Janok Bhattacharya1 and Cornel Olariu2
1 University of Houston, Houston, TX
2 University of Texas at Dallas, Richardson, TX

Many deltas show several orders of branching resulting in a wide range of sizes and shapes of distributary channels. At the largest-scale, trunk rivers become distributive at the point where the river becomes unconfined. Good outcrop exposures of incised trunk rivers can be used to estimate paleodischarge. Intermediate-scale delta plain channels tend to be few in number and may be separated by wide interfluves. The smallest-scale "terminal distributaries" lie close to or within the delta front, especially where they extend offshore.
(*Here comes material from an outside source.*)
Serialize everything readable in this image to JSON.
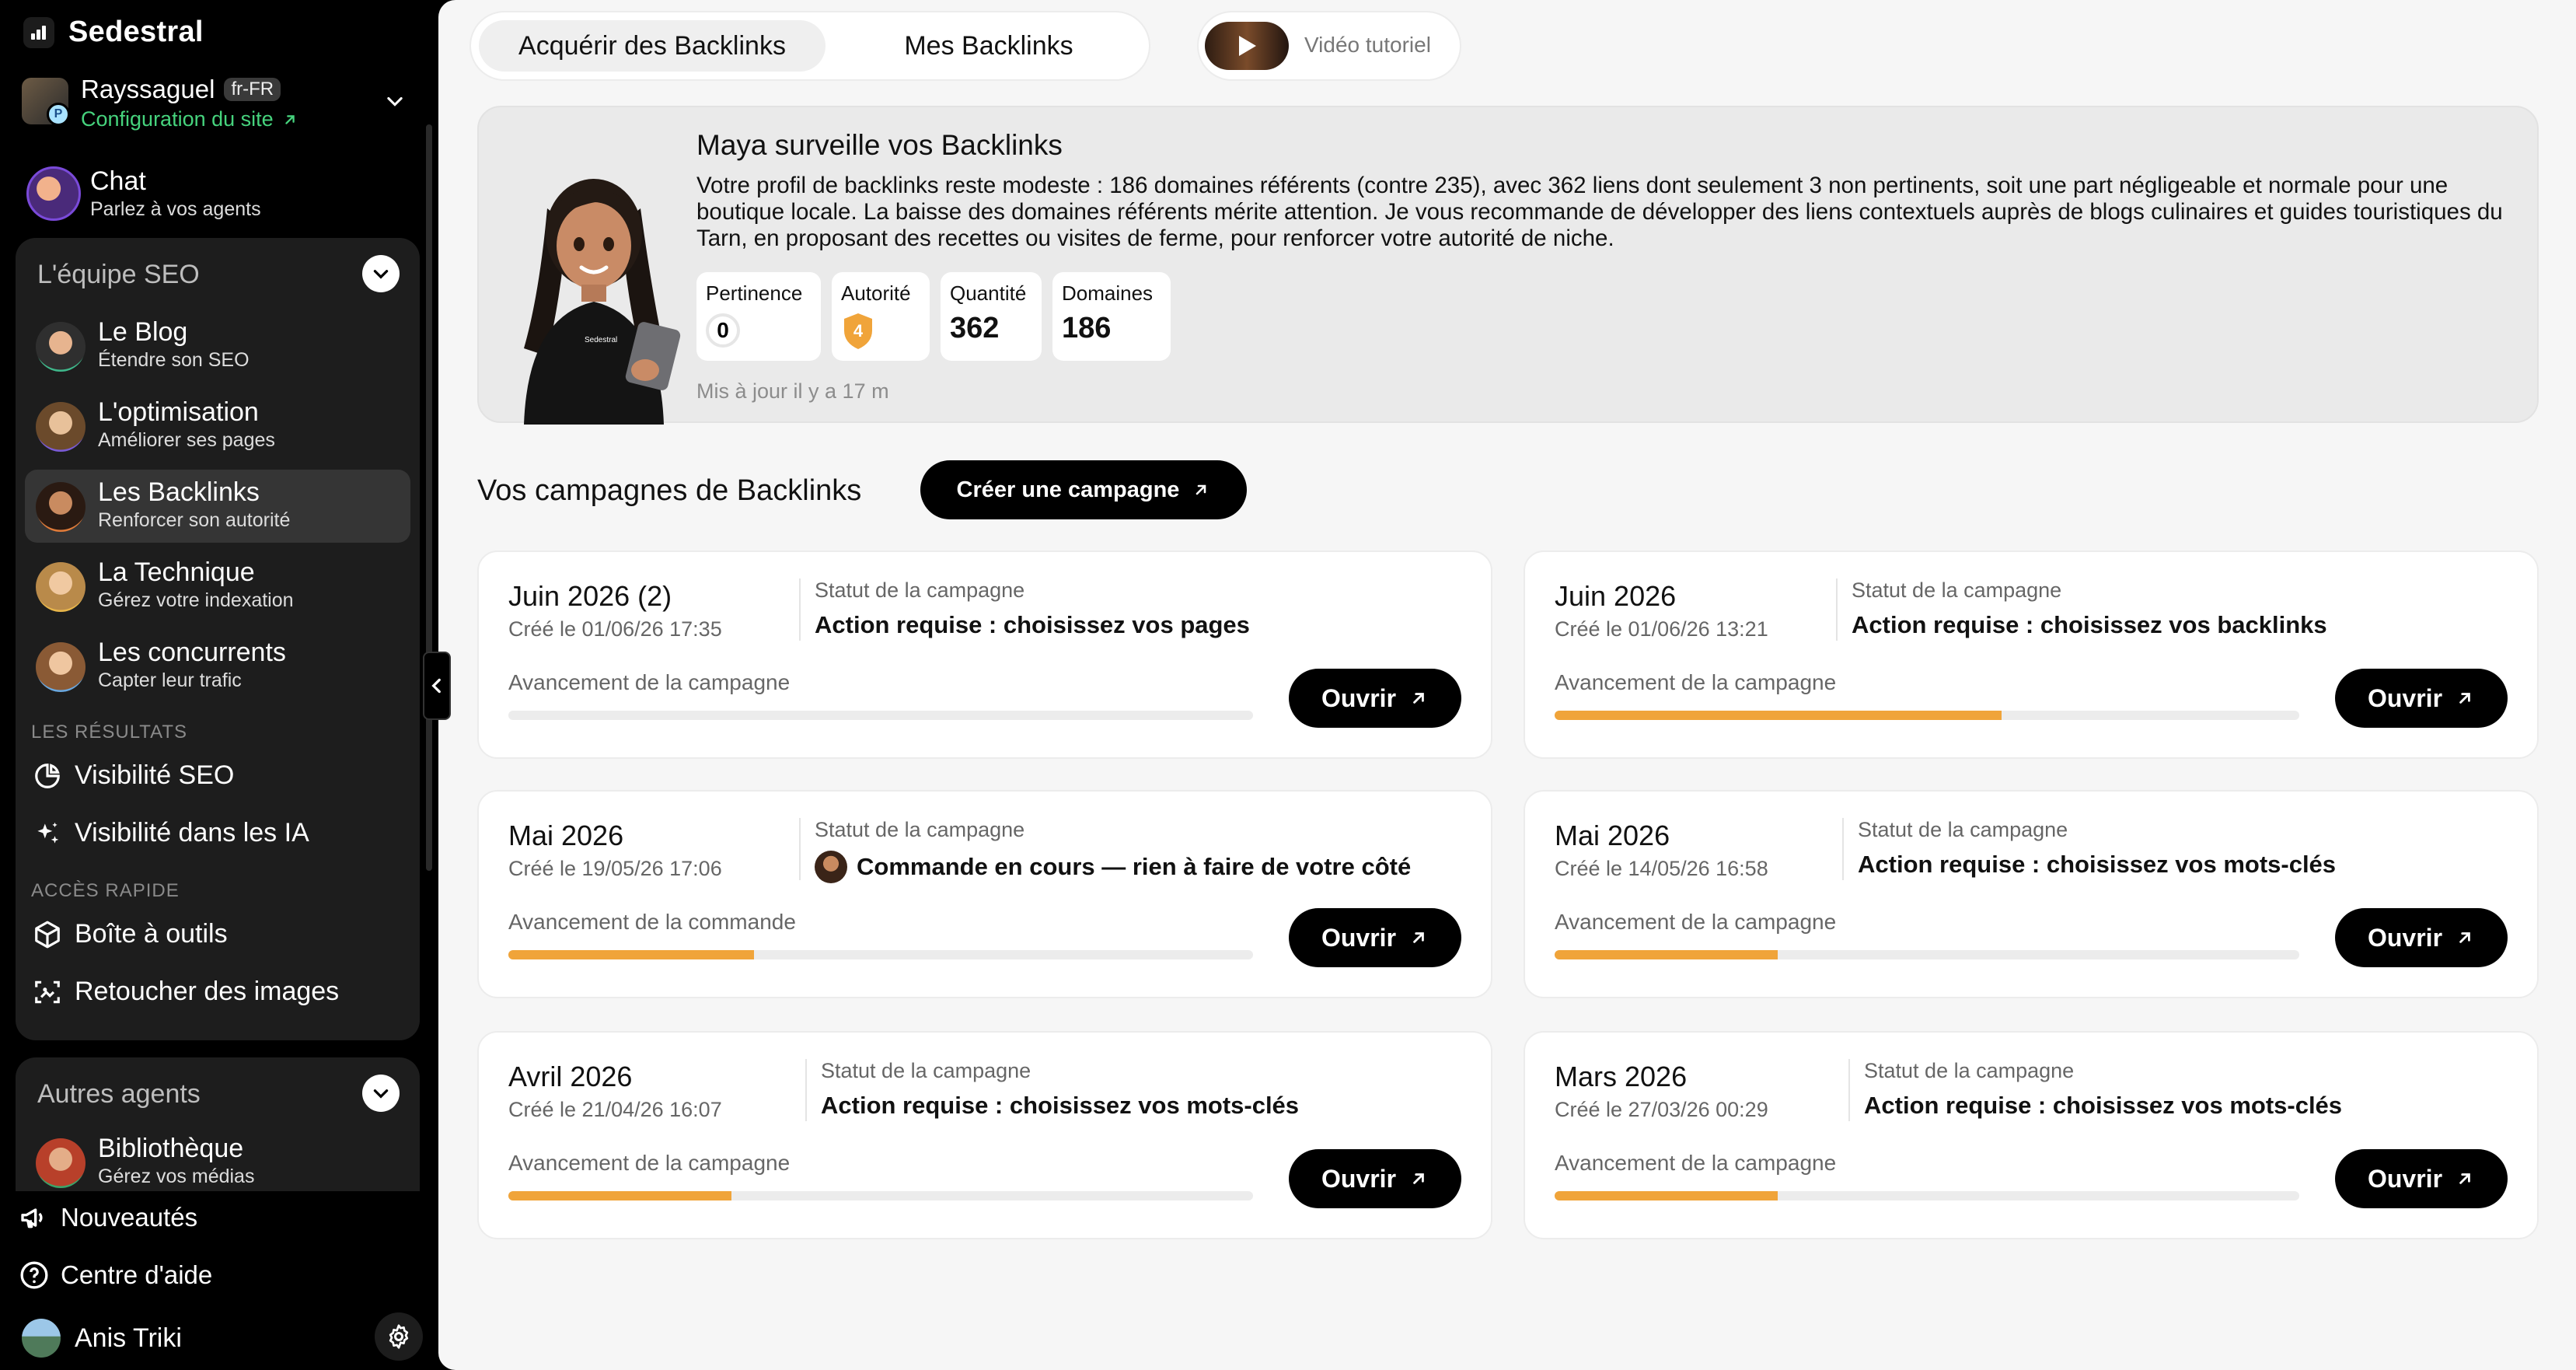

Because discharge decreases downstream, terminal distributary channels tend to be narrow and shallow, rather than wide and deep.
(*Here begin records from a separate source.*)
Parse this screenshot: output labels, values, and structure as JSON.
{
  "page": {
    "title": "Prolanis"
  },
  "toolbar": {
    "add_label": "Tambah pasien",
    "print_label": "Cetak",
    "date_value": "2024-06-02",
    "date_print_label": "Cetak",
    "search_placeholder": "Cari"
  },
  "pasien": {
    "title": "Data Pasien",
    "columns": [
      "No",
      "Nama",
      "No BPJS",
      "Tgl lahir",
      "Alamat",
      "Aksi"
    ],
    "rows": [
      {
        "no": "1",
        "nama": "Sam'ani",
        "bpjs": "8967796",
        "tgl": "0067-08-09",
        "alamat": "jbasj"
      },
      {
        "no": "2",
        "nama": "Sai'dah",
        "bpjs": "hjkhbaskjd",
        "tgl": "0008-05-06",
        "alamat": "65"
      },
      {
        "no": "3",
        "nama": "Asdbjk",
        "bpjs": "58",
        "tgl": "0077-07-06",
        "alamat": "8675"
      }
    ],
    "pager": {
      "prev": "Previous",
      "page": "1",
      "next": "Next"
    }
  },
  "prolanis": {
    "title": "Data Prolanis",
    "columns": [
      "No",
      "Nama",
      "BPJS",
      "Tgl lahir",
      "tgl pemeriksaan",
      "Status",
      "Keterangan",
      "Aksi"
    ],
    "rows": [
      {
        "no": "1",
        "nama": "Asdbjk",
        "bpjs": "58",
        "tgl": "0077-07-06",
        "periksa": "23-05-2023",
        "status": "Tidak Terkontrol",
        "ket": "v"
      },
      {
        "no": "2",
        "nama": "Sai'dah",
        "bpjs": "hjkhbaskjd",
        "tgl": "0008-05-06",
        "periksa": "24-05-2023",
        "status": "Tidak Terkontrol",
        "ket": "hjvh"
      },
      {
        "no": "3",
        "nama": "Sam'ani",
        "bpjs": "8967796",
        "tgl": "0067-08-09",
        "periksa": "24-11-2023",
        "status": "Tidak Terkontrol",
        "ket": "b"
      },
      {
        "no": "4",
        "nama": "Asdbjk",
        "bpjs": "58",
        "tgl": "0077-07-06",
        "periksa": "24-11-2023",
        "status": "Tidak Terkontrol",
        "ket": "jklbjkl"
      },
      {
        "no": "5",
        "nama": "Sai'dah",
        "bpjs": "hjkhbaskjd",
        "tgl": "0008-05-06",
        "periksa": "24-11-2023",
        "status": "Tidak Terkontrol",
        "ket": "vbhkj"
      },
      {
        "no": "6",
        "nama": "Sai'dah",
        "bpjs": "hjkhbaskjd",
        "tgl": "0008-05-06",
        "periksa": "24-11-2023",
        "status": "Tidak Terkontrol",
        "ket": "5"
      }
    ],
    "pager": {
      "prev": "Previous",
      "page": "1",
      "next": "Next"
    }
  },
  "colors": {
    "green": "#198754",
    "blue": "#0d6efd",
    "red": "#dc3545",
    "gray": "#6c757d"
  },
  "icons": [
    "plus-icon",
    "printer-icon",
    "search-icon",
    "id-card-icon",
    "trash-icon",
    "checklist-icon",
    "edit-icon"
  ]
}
The number of active terminal distributary channels appears to be a function of wave-climate, tidal-energy, river discharge and water depth. Large rivers feeding into shallow water basins (e.g. Volga, Lena, Atchafalaya) show numerous orders of branching, with dozens to hundreds of simultaneously active outlets. These are typically stable for periods of a few years to a few decades, and experience frequent avulsions.

Wave-modified deltas, like the Nile, show only a few outlets. Waves carry sediment away from the river mouth and inhibit progradation and avulsion. Tide-dominated deltas show a bewildering alternation of tidal channels and terminal distributaries. Tidal processes may allow terminal distributary channels to be stable for thousands of years, such as seen in the Mekong and Mahakam deltas in southeast Asia.Predicting time-scales over which multiple terminal distributary channels are active is critical for determining downstream controls on avulsion and for accurate numerical modeling of deltas.